J Korean Ophthalmol Soc.  2018 Sep;59(9):854-860. 10.3341/jkos.2018.59.9.854.

Comparison of Clinical Features among Children of Multicultural Families, Ethnic Koreans and Native Koreans

Affiliations
  • 1Department of Ophthalmology, Chungbuk National University College of Medicine, Cheongju, Korea. mychoi@chungbuk.ac.kr
  • 2Medical Research Institute, Chungbuk National University, Cheongju, Korea.
  • 3Department of Ophthalmology, Kangnam Sacred Heart Hospital, Hallym University College of Medicine, Seoul, Korea.

Abstract

PURPOSE
To explore whether genetic and environmental factors influenced ophthalmic disease among children of multicultural families, ethnic Koreans, and native Koreans.
METHODS
In this retrospective study, 120 patients who visited the pediatric ophthalmology clinic of a university hospital were included. They were equally divided into three groups: a multicultural group, an ethnic Korean group, and a native Korean group. Parental nationalities, age, gender, chief complaint, visual acuity, refractive error, diagnosis at the initial visit and the extent of compliance with treatment were analyzed.
RESULTS
Of the multicultural group, 14 (35%) of 40 patients were Chinese immigrants, and constituted the most common subgroup. None of the age at initial visit, gender, the prevalence of refractive error, or amblyopia status differed significantly among the three groups. In the multicultural and native Korean groups, the proportions of abnormal eye positioning as the chief complaint were higher than that of the ethnic Korean group (p = 0.005). The most common diagnosis in the two former groups was strabismus. Myopia was the most common diagnosis in the ethnic Korean group. The prevalence of strabismus in the multicultural group (55%) was significantly higher than that in the native Korean group (30%) and the ethnic Korean group (20%) (p = 0.003). The prevalence of strabismus in the multicultural group was significantly higher than in the other groups (p = 0.003). However, we found no significant difference in strabismus subtype among the three groups. In the general family group, the extent of loss to follow-up was significantly higher than in the other groups (p = 0.002).
CONCLUSIONS
The chief complaint, the prevalence of ophthalmic disease, and the compliance rate differed significantly among the three groups. Both genetic and environmental factors may have played a role.

Keyword

Amblyopia; Ethnic Korean family; Multicultural family; Myopia; Strabismus

MeSH Terms
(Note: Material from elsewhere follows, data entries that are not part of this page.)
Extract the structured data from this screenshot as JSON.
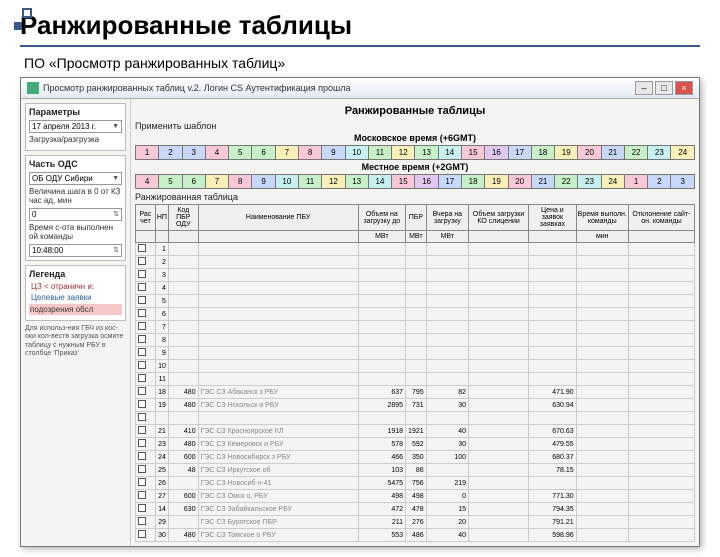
{
  "slide": {
    "title": "Ранжированные таблицы",
    "subtitle": "ПО «Просмотр ранжированных таблиц»"
  },
  "window": {
    "title": "Просмотр ранжированных таблиц v.2. Логин CS Аутентификация прошла"
  },
  "sidebar": {
    "params_hdr": "Параметры",
    "date_value": "17 апреля 2013 г.",
    "load_hdr": "Загрузка/разгрузка",
    "ods_hdr": "Часть ОДС",
    "ods_value": "ОБ ОДУ Сибири",
    "legend_hdr": "Легенда",
    "interval_label": "Величина шага в 0 от КЗ час ад, мин",
    "interval_val": "0",
    "time_label": "Время с-ота выполнен ой команды",
    "time_val": "10:48:00",
    "leg_a": "ЦЗ < отраничн и;",
    "leg_b": "Целевые заявки",
    "leg_c": "подозрения обсл",
    "note": "Для использ-ния ГБЧ из кос-оки кол-веств загрузка осмите таблицу с нужным РБУ в столбце 'Приказ'"
  },
  "main": {
    "title": "Ранжированные таблицы",
    "template_hdr": "Применить шаблон",
    "msk_label": "Московское время (+6GMT)",
    "local_label": "Местное время (+2GMT)",
    "rank_hdr": "Ранжированная таблица",
    "hours_top": [
      "1",
      "2",
      "3",
      "4",
      "5",
      "6",
      "7",
      "8",
      "9",
      "10",
      "11",
      "12",
      "13",
      "14",
      "15",
      "16",
      "17",
      "18",
      "19",
      "20",
      "21",
      "22",
      "23",
      "24"
    ],
    "hours_bot": [
      "4",
      "5",
      "6",
      "7",
      "8",
      "9",
      "10",
      "11",
      "12",
      "13",
      "14",
      "15",
      "16",
      "17",
      "18",
      "19",
      "20",
      "21",
      "22",
      "23",
      "24",
      "1",
      "2",
      "3"
    ],
    "cols": {
      "sel": "Рас чет",
      "np": "НП",
      "kod": "Код ПБР ОДУ",
      "name": "Наименование ПБУ",
      "vol_up": "Объем на загрузку до",
      "pbr": "ПБР",
      "vchera": "Вчера на загрузку",
      "vol_ko": "Объем загрузки КО слицении",
      "price": "Цена и заявок заявках",
      "time": "Время выполн. команды",
      "dev": "Отклонение сайт-он. команды"
    },
    "units": {
      "mvt1": "МВт",
      "mvt2": "МВт",
      "mvt3": "МВт",
      "min": "мин"
    },
    "rows": [
      {
        "n": "1",
        "k": "",
        "name": "",
        "v": "",
        "p": "",
        "s": "",
        "r": "",
        "t": ""
      },
      {
        "n": "2",
        "k": "",
        "name": "",
        "v": "",
        "p": "",
        "s": "",
        "r": "",
        "t": ""
      },
      {
        "n": "3",
        "k": "",
        "name": "",
        "v": "",
        "p": "",
        "s": "",
        "r": "",
        "t": ""
      },
      {
        "n": "4",
        "k": "",
        "name": "",
        "v": "",
        "p": "",
        "s": "",
        "r": "",
        "t": ""
      },
      {
        "n": "5",
        "k": "",
        "name": "",
        "v": "",
        "p": "",
        "s": "",
        "r": "",
        "t": ""
      },
      {
        "n": "6",
        "k": "",
        "name": "",
        "v": "",
        "p": "",
        "s": "",
        "r": "",
        "t": ""
      },
      {
        "n": "7",
        "k": "",
        "name": "",
        "v": "",
        "p": "",
        "s": "",
        "r": "",
        "t": ""
      },
      {
        "n": "8",
        "k": "",
        "name": "",
        "v": "",
        "p": "",
        "s": "",
        "r": "",
        "t": ""
      },
      {
        "n": "9",
        "k": "",
        "name": "",
        "v": "",
        "p": "",
        "s": "",
        "r": "",
        "t": ""
      },
      {
        "n": "10",
        "k": "",
        "name": "",
        "v": "",
        "p": "",
        "s": "",
        "r": "",
        "t": ""
      },
      {
        "n": "11",
        "k": "",
        "name": "",
        "v": "",
        "p": "",
        "s": "",
        "r": "",
        "t": ""
      },
      {
        "n": "18",
        "k": "480",
        "name": "ГЭС СЗ Абаканск з РБУ",
        "v": "637",
        "p": "795",
        "s": "82",
        "r": "471.90",
        "t": ""
      },
      {
        "n": "19",
        "k": "480",
        "name": "ГЭС СЗ Нскольск и РБУ",
        "v": "2895",
        "p": "731",
        "s": "30",
        "r": "630.94",
        "t": ""
      },
      {
        "n": "",
        "k": "",
        "name": "",
        "v": "",
        "p": "",
        "s": "",
        "r": "",
        "t": ""
      },
      {
        "n": "21",
        "k": "410",
        "name": "ГЭС СЗ Красноярское КЛ",
        "v": "1918",
        "p": "1921",
        "s": "40",
        "r": "670.63",
        "t": ""
      },
      {
        "n": "23",
        "k": "480",
        "name": "ГЭС СЗ Кемеровск и РБУ",
        "v": "578",
        "p": "592",
        "s": "30",
        "r": "479.55",
        "t": ""
      },
      {
        "n": "24",
        "k": "600",
        "name": "ГЭС СЗ Новосибирск з РБУ",
        "v": "466",
        "p": "350",
        "s": "100",
        "r": "680.37",
        "t": ""
      },
      {
        "n": "25",
        "k": "48",
        "name": "ГЭС СЗ Иркутское об",
        "v": "103",
        "p": "86",
        "s": "",
        "r": "78.15",
        "t": ""
      },
      {
        "n": "26",
        "k": "",
        "name": "ГЭС СЗ Новосиб н-41",
        "v": "5475",
        "p": "756",
        "s": "219",
        "r": "",
        "t": ""
      },
      {
        "n": "27",
        "k": "600",
        "name": "ГЭС СЗ Омск о, РБУ",
        "v": "498",
        "p": "498",
        "s": "0",
        "r": "771.30",
        "t": ""
      },
      {
        "n": "14",
        "k": "630",
        "name": "ГЭС СЗ Забайкальское РБУ",
        "v": "472",
        "p": "478",
        "s": "15",
        "r": "794.35",
        "t": ""
      },
      {
        "n": "29",
        "k": "",
        "name": "ГЭС СЗ Бурятское ПБР",
        "v": "211",
        "p": "276",
        "s": "20",
        "r": "791.21",
        "t": ""
      },
      {
        "n": "30",
        "k": "480",
        "name": "ГЭС СЗ Томское о РБУ",
        "v": "553",
        "p": "486",
        "s": "40",
        "r": "598.96",
        "t": ""
      }
    ]
  }
}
Amblyopia
Asian Continental Ancestry Group
Child*
Compliance
Diagnosis
Emigrants and Immigrants
Ethnic Groups
Follow-Up Studies
Humans
Myopia
Ophthalmology
Parents
Prevalence
Refractive Errors
Retrospective Studies
Strabismus
Visual Acuity
Full Text Links
  • JKOS
Actions
Cited
CITED
export Copy
Close
Share
  • Twitter
  • Facebook
Similar articles
    DB Error: unknown error